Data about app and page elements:
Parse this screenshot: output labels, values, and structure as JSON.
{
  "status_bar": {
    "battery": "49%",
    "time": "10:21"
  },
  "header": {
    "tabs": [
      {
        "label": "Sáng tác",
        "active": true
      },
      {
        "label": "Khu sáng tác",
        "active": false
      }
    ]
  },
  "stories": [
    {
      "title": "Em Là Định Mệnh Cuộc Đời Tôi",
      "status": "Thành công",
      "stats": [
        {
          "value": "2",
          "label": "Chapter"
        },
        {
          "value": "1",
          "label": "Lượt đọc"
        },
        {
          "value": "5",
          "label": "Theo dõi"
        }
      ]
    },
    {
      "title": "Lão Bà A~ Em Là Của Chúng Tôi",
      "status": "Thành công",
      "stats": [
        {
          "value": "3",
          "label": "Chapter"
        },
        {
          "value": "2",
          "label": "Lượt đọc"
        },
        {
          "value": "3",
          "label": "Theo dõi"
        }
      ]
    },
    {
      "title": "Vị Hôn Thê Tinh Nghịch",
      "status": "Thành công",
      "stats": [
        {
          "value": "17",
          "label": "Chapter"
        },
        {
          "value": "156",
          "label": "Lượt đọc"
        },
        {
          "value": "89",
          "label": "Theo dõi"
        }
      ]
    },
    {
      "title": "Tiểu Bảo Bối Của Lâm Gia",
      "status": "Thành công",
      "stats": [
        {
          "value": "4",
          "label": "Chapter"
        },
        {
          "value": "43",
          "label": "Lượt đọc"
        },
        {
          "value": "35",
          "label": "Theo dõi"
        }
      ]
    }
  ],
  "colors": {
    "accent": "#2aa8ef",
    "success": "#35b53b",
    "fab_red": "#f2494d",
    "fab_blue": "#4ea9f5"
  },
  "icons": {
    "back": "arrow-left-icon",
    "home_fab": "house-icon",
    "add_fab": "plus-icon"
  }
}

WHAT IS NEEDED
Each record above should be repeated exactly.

ANSWER FOR THE TASK
Parse this screenshot: output labels, values, and structure as JSON.
{
  "status_bar": {
    "battery": "49%",
    "time": "10:21"
  },
  "header": {
    "tabs": [
      {
        "label": "Sáng tác",
        "active": true
      },
      {
        "label": "Khu sáng tác",
        "active": false
      }
    ]
  },
  "stories": [
    {
      "title": "Em Là Định Mệnh Cuộc Đời Tôi",
      "status": "Thành công",
      "stats": [
        {
          "value": "2",
          "label": "Chapter"
        },
        {
          "value": "1",
          "label": "Lượt đọc"
        },
        {
          "value": "5",
          "label": "Theo dõi"
        }
      ]
    },
    {
      "title": "Lão Bà A~ Em Là Của Chúng Tôi",
      "status": "Thành công",
      "stats": [
        {
          "value": "3",
          "label": "Chapter"
        },
        {
          "value": "2",
          "label": "Lượt đọc"
        },
        {
          "value": "3",
          "label": "Theo dõi"
        }
      ]
    },
    {
      "title": "Vị Hôn Thê Tinh Nghịch",
      "status": "Thành công",
      "stats": [
        {
          "value": "17",
          "label": "Chapter"
        },
        {
          "value": "156",
          "label": "Lượt đọc"
        },
        {
          "value": "89",
          "label": "Theo dõi"
        }
      ]
    },
    {
      "title": "Tiểu Bảo Bối Của Lâm Gia",
      "status": "Thành công",
      "stats": [
        {
          "value": "4",
          "label": "Chapter"
        },
        {
          "value": "43",
          "label": "Lượt đọc"
        },
        {
          "value": "35",
          "label": "Theo dõi"
        }
      ]
    }
  ],
  "colors": {
    "accent": "#2aa8ef",
    "success": "#35b53b",
    "fab_red": "#f2494d",
    "fab_blue": "#4ea9f5"
  },
  "icons": {
    "back": "arrow-left-icon",
    "home_fab": "house-icon",
    "add_fab": "plus-icon"
  }
}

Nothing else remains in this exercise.